In the hills of Darjeeling, the Himalayan northern stretches of the state of West Bengal, the decades-old agitation for a separate state by the Gorkhas – Nepali-speaking indigenous people of the region – has now reached a unique point. The movement for “Gorkhaland” – as the Gorkhas call their identity-based idyllic state – is suddenly in the grips of an internal crisis that has not only spilt the Gorkha Jana Mukhti Morcha (GJM) – the party leading the demand – but threatens to severely weaken the force of the movement.

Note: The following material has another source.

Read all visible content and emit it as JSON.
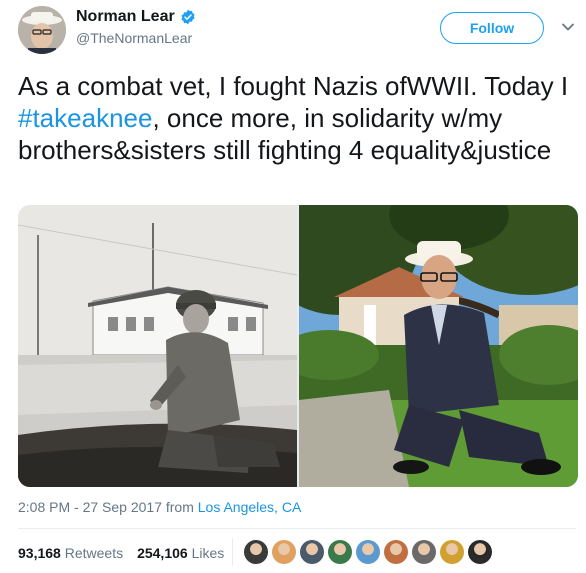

And this rift was not caused by any power tussle within the party or growing differences in methodology or even ideology, often enough attributed as reasons for failed struggles, but was the handiwork of a shrewd politician for whom the secessionist movement had become a very big headache.
For West Bengal chief minister Mamata Banerjee, the Gorkhaland struggle had become more than an internal state problem to be solved. The agitation which resulted in a three-month long, still ongoing, general strike in Darjeeling, had turned violent with bombs going off near administrative buildings, government property being vandalized, police vehicles being burned, stones and bricks being pelted at paramilitary and police. There were fears that not just militant outfits from within the country were infiltrating the movement but political pundits predicted that Darjeeling could become an entry point for international terror groups being so close to several international borders including the porous India-Nepal one.
Indeed the Gorkhaland agitation also had a direct political bearing on Mamata Banerjee and her ruling Trinamool party. It was one of the key issues with which the Bharatiya Janata Party has been trying to get a foothold in the state. When the BJP had no presence in the state of West Bengal to talk about, it still represented the Darjeeling constituency in Parliament. Darjeeling of course kept voting for BJP because the party did not unequivocally distance itself from the demand for Gorkhaland unlike subsequent ruling political parties of West Bengal.
Now that the BJP has become the Trinamool’s key political rival in the state, after the decline of the Left and Congress, Mamata is even more eager to tackle the Darjeeling and Gorkha issues because she would be loath to let the BJP walk off with any credit, if at all, of having solved a chronic problem that has crippled life in northern West Bengal.
Not that any such solution was in the offing, even for BJP who, after years of equivocality could no longer remain ambiguous. The GJM has become to ask that since the party has been in power at the Center since 2014, why was the BJP not acting on Gorkhaland.
In the meantime, Mamata Banerjee came up with a plan. She invited all the hill parties demanding a separate Gorkhaland to a discussion in Calcutta. Her master plan entailed dropping the original demand for calling off the strike in the hills as a pre-condition for dialogues. She also instilled a sense of “empathy” in the agitators by softening her stance in other ways including stating publicly that this was a democratic country and the hills agitators had a right to their opinion even though she disagreed with that opinion. She had become a friend to the hill agitators.
But the final masterstroke was this. By befriending one faction of the agitators, including top leaders of the main party, GJM she drove a wedge between them and the hardliners, like GJM party chief Bimal Gurung.
Gurung has been absconding since arrest warrants had been issued in his name under UAPA. It was almost certain he would not come to the Calcutta meeting held late last month. Mamata welcomed the others, including Binay Tamang, number two in the party to the dialogue attended by other agitators and her own administration.
Tamanag returned to Darjeeling and announced that the strike would be called off until the next meeting.
Gurung opposed it from his hideout allegedly in the forests of neighboring Sikkim.
Tamang was threatened by Gurung’s supports who did not allow him to venture out of his house. To the point that police escorts had to be provided to Tamang.
The hills agitation was now dived between the pro-Gurung and pro-Tamang supporters. The general public, exasperated with months of strikes, has been increasingly lending their support to Tamang. They want the shops, shut since the last three months, to open. They want the transport ban, operational on the demand of the agitators, to be lifted.
They want life to return to normal and peace in the hills.
The demand for Gorkhaland remains of course.
But Mamata is not expecting that to go away in a hurry.
All she wants is peace in the hills.
And now that’s exactly what one of the main factions of the agitators also wants.
What more could she ask for?,